### Goal of the exercise
Check each line of the entries below for the word "icon", and copy the lines that have it.

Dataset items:
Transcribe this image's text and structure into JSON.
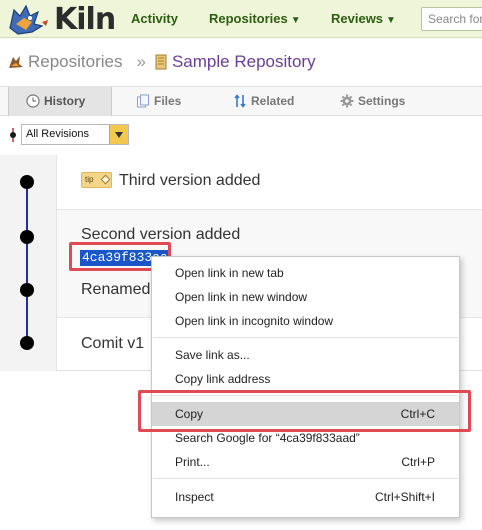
{
  "nav": {
    "logo_text": "Kiln",
    "activity": "Activity",
    "repositories": "Repositories",
    "reviews": "Reviews",
    "search_placeholder": "Search for"
  },
  "breadcrumb": {
    "root": "Repositories",
    "separator": "»",
    "current": "Sample Repository"
  },
  "tabs": [
    {
      "label": "History",
      "icon": "clock-icon",
      "active": true
    },
    {
      "label": "Files",
      "icon": "files-icon",
      "active": false
    },
    {
      "label": "Related",
      "icon": "related-icon",
      "active": false
    },
    {
      "label": "Settings",
      "icon": "gear-icon",
      "active": false
    }
  ],
  "filter": {
    "selected": "All Revisions"
  },
  "history": {
    "rows": [
      {
        "tag": "tip",
        "title": "Third version added"
      },
      {
        "title": "Second version added",
        "hash": "4ca39f833aa"
      },
      {
        "title": "Renamed"
      },
      {
        "title": "Comit v1"
      }
    ]
  },
  "context_menu": {
    "items": [
      {
        "label": "Open link in new tab",
        "shortcut": ""
      },
      {
        "label": "Open link in new window",
        "shortcut": ""
      },
      {
        "label": "Open link in incognito window",
        "shortcut": ""
      },
      {
        "label": "Save link as...",
        "shortcut": ""
      },
      {
        "label": "Copy link address",
        "shortcut": ""
      },
      {
        "label": "Copy",
        "shortcut": "Ctrl+C",
        "highlighted": true
      },
      {
        "label": "Search Google for “4ca39f833aad”",
        "shortcut": ""
      },
      {
        "label": "Print...",
        "shortcut": "Ctrl+P"
      },
      {
        "label": "Inspect",
        "shortcut": "Ctrl+Shift+I"
      }
    ]
  },
  "colors": {
    "nav_bg": "#eef5d8",
    "nav_text": "#2d5e12",
    "breadcrumb_current": "#6a3d9a",
    "timeline_line": "#1c2fa8",
    "selection": "#1a56c8",
    "annotation_box": "#e04a52",
    "tag_bg": "#f3d68a",
    "dropdown_button": "#f2c94c"
  }
}
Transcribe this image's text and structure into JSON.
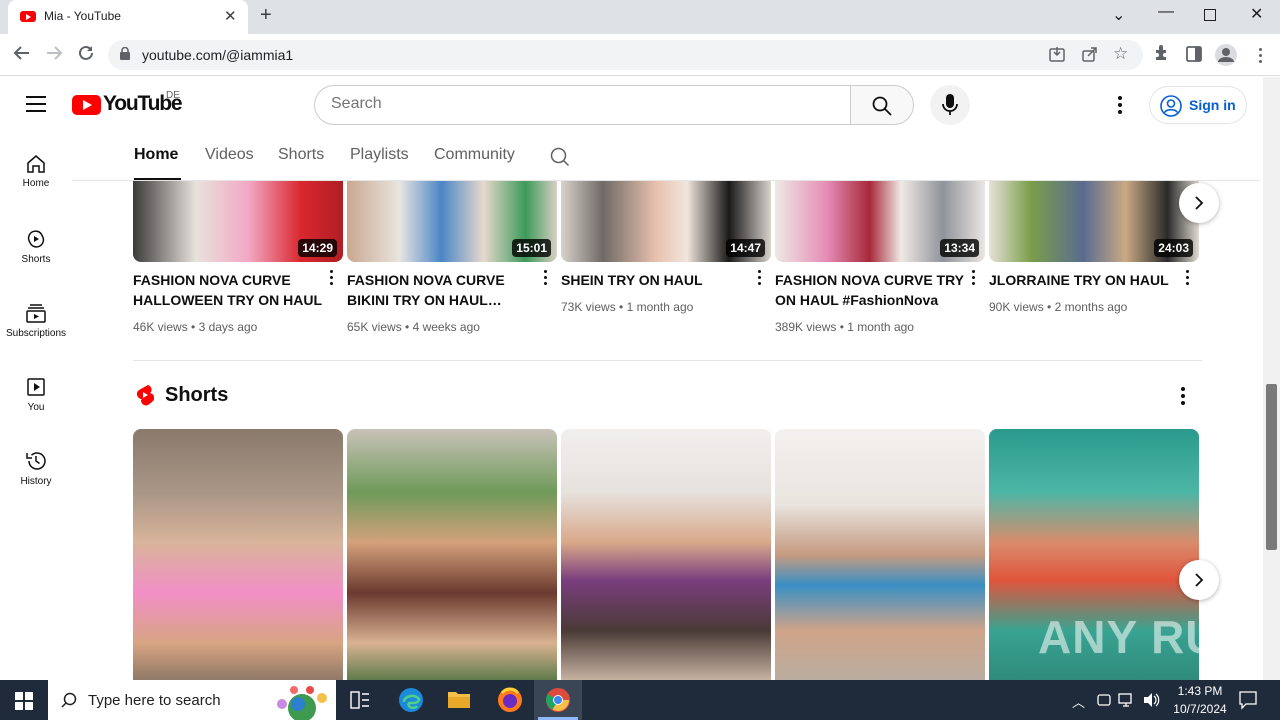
{
  "browser": {
    "tab_title": "Mia - YouTube",
    "url": "youtube.com/@iammia1"
  },
  "youtube": {
    "logo_text": "YouTube",
    "country_code": "DE",
    "search_placeholder": "Search",
    "signin_label": "Sign in"
  },
  "sidebar": {
    "items": [
      {
        "label": "Home",
        "icon": "home-icon"
      },
      {
        "label": "Shorts",
        "icon": "shorts-icon"
      },
      {
        "label": "Subscriptions",
        "icon": "subscriptions-icon"
      },
      {
        "label": "You",
        "icon": "you-icon"
      },
      {
        "label": "History",
        "icon": "history-icon"
      }
    ]
  },
  "channel_tabs": [
    "Home",
    "Videos",
    "Shorts",
    "Playlists",
    "Community"
  ],
  "videos": [
    {
      "title_line1": "FASHION NOVA CURVE",
      "title_line2": "HALLOWEEN TRY ON HAUL",
      "duration": "14:29",
      "views": "46K views",
      "age": "3 days ago"
    },
    {
      "title_line1": "FASHION NOVA CURVE",
      "title_line2": "BIKINI TRY ON HAUL…",
      "duration": "15:01",
      "views": "65K views",
      "age": "4 weeks ago"
    },
    {
      "title_line1": "SHEIN TRY ON HAUL",
      "title_line2": "",
      "duration": "14:47",
      "views": "73K views",
      "age": "1 month ago"
    },
    {
      "title_line1": "FASHION NOVA CURVE TRY",
      "title_line2": "ON HAUL #FashionNova",
      "duration": "13:34",
      "views": "389K views",
      "age": "1 month ago"
    },
    {
      "title_line1": "JLORRAINE TRY ON HAUL",
      "title_line2": "",
      "duration": "24:03",
      "views": "90K views",
      "age": "2 months ago"
    }
  ],
  "shorts_section": {
    "title": "Shorts"
  },
  "watermark": "ANY RUN",
  "taskbar": {
    "search_placeholder": "Type here to search",
    "time": "1:43 PM",
    "date": "10/7/2024"
  },
  "colors": {
    "brand_red": "#ff0000",
    "link_blue": "#065fd4",
    "taskbar": "#1f2b3b"
  }
}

### Your response
      "icon": "clock-icon",
      "icon": "files-icon",
      "icon": "related-icon",
      "icon": "gear-icon",
        "icon": "home-icon"
        "icon": "shorts-icon"
        "icon": "subscriptions-icon"
        "icon": "you-icon"
        "icon": "history-icon"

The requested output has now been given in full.